I spent my first summer with the IRC in Liberia. Liberia, a West African nation still recovering from a decade long civil war which ended in 1997, continues to suffer from significant economic and political instability. Despite that, most Liberians are in the process of trying to rebuild their lives. The goal of the IRC Liberia Education Program is to help local communities to rebuild the education system and operates in communities where there is a high proportion of returning refugees. I worked on an IRC program that helps rural communities undertake income generation projects to support the severely under-funded local schools. Schools often lack basic materials such as textbooks and desks, and many teachers are not paid.
My role was to evaluate and develop a new approach to supporting income generation projects. The local IRC staff would then implement the program that I developed in the coming year. I worked closely with our Liberian staff, visited rural communities to get ideas from parents and teachers and collaborated with other aid organizations working in the field of education. Ironically, my work was in some ways a lot like being a consultant (so much for a big change in career!). Needless to say, however, the people and the environment in which I worked were different enough to keep things new and interesting!

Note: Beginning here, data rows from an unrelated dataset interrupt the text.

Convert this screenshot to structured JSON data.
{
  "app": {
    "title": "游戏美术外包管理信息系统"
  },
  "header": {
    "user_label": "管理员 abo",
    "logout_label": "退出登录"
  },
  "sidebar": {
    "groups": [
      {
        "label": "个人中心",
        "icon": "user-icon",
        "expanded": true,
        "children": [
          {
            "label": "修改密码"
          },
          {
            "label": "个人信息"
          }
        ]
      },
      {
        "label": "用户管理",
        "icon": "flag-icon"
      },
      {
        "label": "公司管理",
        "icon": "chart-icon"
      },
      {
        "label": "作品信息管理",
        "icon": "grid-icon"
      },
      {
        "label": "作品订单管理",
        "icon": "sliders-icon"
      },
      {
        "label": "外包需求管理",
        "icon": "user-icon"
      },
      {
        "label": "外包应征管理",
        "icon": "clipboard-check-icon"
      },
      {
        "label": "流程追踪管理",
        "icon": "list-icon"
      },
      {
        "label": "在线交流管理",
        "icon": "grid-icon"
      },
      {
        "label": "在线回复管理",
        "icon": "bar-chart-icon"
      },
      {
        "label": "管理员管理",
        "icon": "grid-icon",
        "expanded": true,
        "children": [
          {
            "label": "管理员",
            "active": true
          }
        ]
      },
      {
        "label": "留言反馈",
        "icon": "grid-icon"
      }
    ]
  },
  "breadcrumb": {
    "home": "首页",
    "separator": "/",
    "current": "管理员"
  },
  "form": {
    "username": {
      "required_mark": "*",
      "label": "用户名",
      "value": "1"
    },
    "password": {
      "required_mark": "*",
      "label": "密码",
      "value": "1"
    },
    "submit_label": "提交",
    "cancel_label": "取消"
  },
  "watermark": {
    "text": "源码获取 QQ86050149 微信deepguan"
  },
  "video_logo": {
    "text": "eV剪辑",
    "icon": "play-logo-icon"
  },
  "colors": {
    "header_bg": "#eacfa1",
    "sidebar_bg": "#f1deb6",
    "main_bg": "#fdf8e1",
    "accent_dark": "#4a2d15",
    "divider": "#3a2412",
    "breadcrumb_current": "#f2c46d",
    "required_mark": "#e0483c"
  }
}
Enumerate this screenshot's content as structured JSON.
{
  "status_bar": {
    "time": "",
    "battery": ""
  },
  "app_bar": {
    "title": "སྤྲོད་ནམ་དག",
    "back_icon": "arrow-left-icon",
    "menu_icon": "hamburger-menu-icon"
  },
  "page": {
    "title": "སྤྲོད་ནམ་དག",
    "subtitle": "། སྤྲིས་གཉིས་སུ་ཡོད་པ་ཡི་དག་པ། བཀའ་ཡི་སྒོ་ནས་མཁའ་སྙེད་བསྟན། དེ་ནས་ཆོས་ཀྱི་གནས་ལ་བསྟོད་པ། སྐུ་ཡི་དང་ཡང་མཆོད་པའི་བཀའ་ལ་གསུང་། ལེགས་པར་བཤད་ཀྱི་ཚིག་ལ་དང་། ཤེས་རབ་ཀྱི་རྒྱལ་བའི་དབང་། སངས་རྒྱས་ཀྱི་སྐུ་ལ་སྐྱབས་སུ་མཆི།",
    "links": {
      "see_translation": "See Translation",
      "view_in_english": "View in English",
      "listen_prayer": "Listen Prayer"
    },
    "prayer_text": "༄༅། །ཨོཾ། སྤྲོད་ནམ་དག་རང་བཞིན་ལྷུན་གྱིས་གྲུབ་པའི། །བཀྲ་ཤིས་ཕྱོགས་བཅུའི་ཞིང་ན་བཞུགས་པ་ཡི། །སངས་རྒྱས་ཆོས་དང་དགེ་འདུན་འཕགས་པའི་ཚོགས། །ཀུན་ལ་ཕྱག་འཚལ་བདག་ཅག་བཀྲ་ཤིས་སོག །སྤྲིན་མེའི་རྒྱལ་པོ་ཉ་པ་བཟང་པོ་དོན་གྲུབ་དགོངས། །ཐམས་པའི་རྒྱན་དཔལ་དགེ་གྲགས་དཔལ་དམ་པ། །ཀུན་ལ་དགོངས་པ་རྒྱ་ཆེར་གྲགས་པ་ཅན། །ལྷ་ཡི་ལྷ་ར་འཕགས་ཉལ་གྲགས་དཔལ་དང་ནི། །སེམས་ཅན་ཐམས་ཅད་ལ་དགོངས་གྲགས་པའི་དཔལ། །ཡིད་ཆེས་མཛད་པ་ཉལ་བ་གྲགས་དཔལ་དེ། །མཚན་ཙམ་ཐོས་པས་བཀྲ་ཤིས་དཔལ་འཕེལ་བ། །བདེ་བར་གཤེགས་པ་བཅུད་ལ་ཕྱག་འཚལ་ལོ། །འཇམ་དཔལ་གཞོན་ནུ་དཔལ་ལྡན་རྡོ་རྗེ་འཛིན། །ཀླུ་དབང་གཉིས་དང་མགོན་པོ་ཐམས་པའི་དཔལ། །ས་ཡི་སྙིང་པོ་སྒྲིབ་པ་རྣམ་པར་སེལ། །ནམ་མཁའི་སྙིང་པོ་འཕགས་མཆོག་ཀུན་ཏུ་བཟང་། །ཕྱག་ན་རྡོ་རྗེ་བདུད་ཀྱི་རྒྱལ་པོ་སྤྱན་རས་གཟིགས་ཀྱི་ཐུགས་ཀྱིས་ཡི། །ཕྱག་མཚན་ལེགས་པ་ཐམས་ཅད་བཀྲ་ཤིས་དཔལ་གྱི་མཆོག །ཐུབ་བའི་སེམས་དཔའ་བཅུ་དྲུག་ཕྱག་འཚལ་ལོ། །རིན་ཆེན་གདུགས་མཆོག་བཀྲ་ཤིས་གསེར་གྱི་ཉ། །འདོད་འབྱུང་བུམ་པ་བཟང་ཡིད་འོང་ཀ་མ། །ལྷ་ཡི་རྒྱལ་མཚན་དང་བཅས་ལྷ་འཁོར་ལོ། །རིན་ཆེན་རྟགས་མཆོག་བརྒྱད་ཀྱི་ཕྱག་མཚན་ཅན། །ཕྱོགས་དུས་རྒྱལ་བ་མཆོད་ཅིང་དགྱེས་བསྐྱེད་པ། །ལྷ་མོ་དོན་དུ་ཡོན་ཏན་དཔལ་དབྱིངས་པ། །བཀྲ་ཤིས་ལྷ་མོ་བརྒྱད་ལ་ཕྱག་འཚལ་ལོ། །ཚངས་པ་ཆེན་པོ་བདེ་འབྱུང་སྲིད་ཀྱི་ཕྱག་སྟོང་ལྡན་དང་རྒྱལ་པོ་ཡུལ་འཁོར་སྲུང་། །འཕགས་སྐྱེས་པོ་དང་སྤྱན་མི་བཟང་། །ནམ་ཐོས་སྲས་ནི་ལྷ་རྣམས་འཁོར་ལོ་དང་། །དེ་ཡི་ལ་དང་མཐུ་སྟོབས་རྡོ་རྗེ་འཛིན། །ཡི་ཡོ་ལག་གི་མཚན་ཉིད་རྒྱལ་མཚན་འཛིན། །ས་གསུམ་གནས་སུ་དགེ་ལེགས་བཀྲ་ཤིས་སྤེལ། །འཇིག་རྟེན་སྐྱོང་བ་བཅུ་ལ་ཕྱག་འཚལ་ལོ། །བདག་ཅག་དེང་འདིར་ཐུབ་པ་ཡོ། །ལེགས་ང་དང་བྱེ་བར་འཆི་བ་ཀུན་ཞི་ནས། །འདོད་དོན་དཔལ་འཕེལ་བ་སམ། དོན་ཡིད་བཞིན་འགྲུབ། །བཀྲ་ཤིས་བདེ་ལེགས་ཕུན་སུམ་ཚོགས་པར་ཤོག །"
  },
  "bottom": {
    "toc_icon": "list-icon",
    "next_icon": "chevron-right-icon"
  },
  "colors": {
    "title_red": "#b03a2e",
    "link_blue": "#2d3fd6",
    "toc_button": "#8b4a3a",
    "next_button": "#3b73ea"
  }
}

Working in Liberia was an incredibly valuable learning experience, and I gained an understanding of how humanitarian organizations operate, and the challenges they face in unstable environments. However, the greatest challenge I found is that faced by the general population in Liberia, who must live under the corrupt regime of President Charles Taylor. Taylor has been linked by the international community with the trade of illicit diamonds and weapons in the region. As a result of government corruption, the general population receives essentially no government services, and suffers from international sanctions that have been placed on Liberia. Humanitarian aid organizations provide some of the only support for education and health services that exist in Liberia.
My summer in Liberia strengthened my commitment to working in the field of humanitarian aid, so I eagerly accepted an offer to spend a second summer with the International Rescue Committee, working directly for President & CEO Reynold Levy. (I followed in Lee Koffler’s footsteps. See his section of this feature for more about working in the President’s office.)
This time I had the opportunity to see the organization from the perspective of New York headquarters. I learned a great deal about what it takes to be a leader of a large humanitarian aid organization and was able to get a “big picture” view on the organization. I worked on a broad range of projects, including initiatives to strengthen partnerships with corporate donors, raise public awareness of refugees, and examine board governance options. I also had the opportunity to observe key functional areas within the organization and gain an understanding of the perspectives of top management.
Overall, I had two extremely interesting summers at the International Rescue Committee. Through these experiences, I gained a deeper understanding of the plight of populations effected by conflict and the role of not-for-profit organizations in responding to their needs.